Options for Code of Conduct IFOAM traders
Once the code is drafted and approved, putting it into practice requires:
While the application process is relatively straightforward, determining an appropriate secretariat and monitoring mechanism requires careful consideration of a number of options. As the choice of overseeing body is dependent upon the monitoring mechanism in place, the latter will be examined next.
Three broad forms of monitoring codes of conduct include the following:
In this form, the signatory to the code of conduct pledges to observe the requirements of the code and is bound morally to implement it both internally and with respect to its suppliers and subcontractors. There is no requirement for an internal system to be set up to monitor observance of the code nor is there any external verification to confirm that the signatory is indeed meeting the terms of the code. While the simplest to implement, there are many problems associated with this form. From the experiences of a vast number of already existing codes of conduct, the failure of companies to adopt the codes based on self-monitoring has led to dissatisfaction with this form and calls for independent monitoring and verification.
The second variant also involves the signatory to the code of conduct pledging to observe the requirements of the code. However, this form is characterised by the implementation of a reporting structure.
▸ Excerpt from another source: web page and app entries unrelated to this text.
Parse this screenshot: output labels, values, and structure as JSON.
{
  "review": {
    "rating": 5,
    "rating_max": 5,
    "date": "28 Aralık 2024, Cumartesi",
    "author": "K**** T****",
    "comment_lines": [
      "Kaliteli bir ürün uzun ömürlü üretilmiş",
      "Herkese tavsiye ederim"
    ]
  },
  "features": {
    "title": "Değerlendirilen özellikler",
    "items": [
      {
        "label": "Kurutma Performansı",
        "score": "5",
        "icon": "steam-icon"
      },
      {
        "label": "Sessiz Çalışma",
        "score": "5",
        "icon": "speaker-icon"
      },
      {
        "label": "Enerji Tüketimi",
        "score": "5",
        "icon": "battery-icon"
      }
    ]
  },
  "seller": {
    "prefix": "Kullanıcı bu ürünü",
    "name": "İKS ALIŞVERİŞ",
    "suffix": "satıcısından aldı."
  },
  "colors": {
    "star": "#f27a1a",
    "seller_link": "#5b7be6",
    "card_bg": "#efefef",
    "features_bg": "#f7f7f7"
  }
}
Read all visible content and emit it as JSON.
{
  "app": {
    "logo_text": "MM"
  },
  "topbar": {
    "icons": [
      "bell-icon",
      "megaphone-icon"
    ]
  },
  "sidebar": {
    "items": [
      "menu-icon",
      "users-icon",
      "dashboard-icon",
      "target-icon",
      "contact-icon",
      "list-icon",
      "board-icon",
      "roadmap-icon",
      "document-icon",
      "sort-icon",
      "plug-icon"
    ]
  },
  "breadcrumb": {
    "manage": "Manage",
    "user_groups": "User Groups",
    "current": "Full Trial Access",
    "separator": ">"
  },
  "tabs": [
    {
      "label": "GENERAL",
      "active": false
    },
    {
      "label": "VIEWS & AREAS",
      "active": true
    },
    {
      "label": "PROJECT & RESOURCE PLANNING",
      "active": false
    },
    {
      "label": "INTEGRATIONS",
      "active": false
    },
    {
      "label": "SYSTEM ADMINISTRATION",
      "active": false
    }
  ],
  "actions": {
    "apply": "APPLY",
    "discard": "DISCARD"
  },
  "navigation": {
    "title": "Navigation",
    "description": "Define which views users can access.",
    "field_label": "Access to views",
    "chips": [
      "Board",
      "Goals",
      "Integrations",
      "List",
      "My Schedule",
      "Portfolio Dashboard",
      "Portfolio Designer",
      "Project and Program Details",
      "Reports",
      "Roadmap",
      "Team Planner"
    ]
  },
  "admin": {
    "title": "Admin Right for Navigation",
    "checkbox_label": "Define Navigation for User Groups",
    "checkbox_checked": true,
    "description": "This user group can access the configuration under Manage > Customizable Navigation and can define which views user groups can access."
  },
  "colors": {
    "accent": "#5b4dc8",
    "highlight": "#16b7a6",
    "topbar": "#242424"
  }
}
The organic trader is responsible to report on how it is implementing the code and meeting the requirements on an annual basis in a written report to the secretariat or other body overseeing the IFOAM code of conduct. The written report can be a standardised questionnaire or a free form document that addresses an agreed upon list of issues, among other possibilities. Procedures could be put in place to make the written reports of signatories available for public review and/or to ensure their circulation to suppliers and subcontractors for verification. Furthermore, the responsibility for implementing and monitoring the code should be assigned to key people within the company. These people should receive training on how to work with the code.
Additionally, the secretariat overseeing the implementation of the code could put in place a separate accessible reporting structure whereby any individual (employee or otherwise) or company could confidentially report the failure to observe any requirements of the code of conduct by a signatory or its suppliers/subcontractors. The overseeing body would then investigate the claim and determine whether or not there has been a failure to observe the code.
An arbitration process would be required to address instances of non-compliance and provide a transparent series of steps to be followed to rectify the situation. This could lead to observance of the code or in the worst-case scenario, the removal of the organic trader from the code of conduct process. This process should begin by internal negotiations with the organic trader where possible and move to the secretariat if a mutually satisfactory outcome could not be achieved at that level.
The third option adds another layer to the procedures. As well as implementing a reporting structure through annual reports by the organic trader and a procedure in place to examine claims of non-observance of the code, the third option involves third party verification by an appropriate certification body. The certification could be integrated into the norms and procedures of the International Organic Accreditation Service with inspections and certification carried out by IOAS accredited certification bodies. In this case, verification of compliance with the code of conduct could be integrated into the annual organic inspection and certification.
This option requires IOAS accredited certification bodies to develop new skills and expertise in social auditing. An auditable check-list of practices and conditions that are consistent with the requirements set forth in the code could be developed for use by IOAS accredited certification bodies and training for inspectors could be provided. Another option would be to use the expertise of already existing social auditing systems. Such organisations could be asked to help in developing materials and in training. Alternatively, all or some of the responsibilities for verification could be transferred to an already existing social auditing system. However, while existing systems have developed expertise in verification of basic labour standards, this would not cover the full extent of issues addressed in the IFOAM Organic Trader's Code of Conduct.
Once the code of conduct is drafted and accepted, there will be a need to establish a body responsible to oversee its implementation. Depending on the choice of monitoring mechanisms, the implementation could be overseen by a number of bodies like IOAS, accredited certification bodies etcetera but this has to be decided by IFOAM World Board.
A key issue raised in discussions about the social agenda in organic agriculture is the place of small-scale producers and companies. As the IOAS accreditation criteria include requirements for certifiers to have special provisions for smallholder grower groups, it is suggested that the implementation of the requirements in the Organic Trader's code of conduct should allow for special consideration in the case of small-scale producers and companies. Such special consideration should not remove responsibility on the part of the company to meet the requirements of the code; instead, it could provide a framework of continual improvement to work towards observance of the code.
last updated: 24 october 2000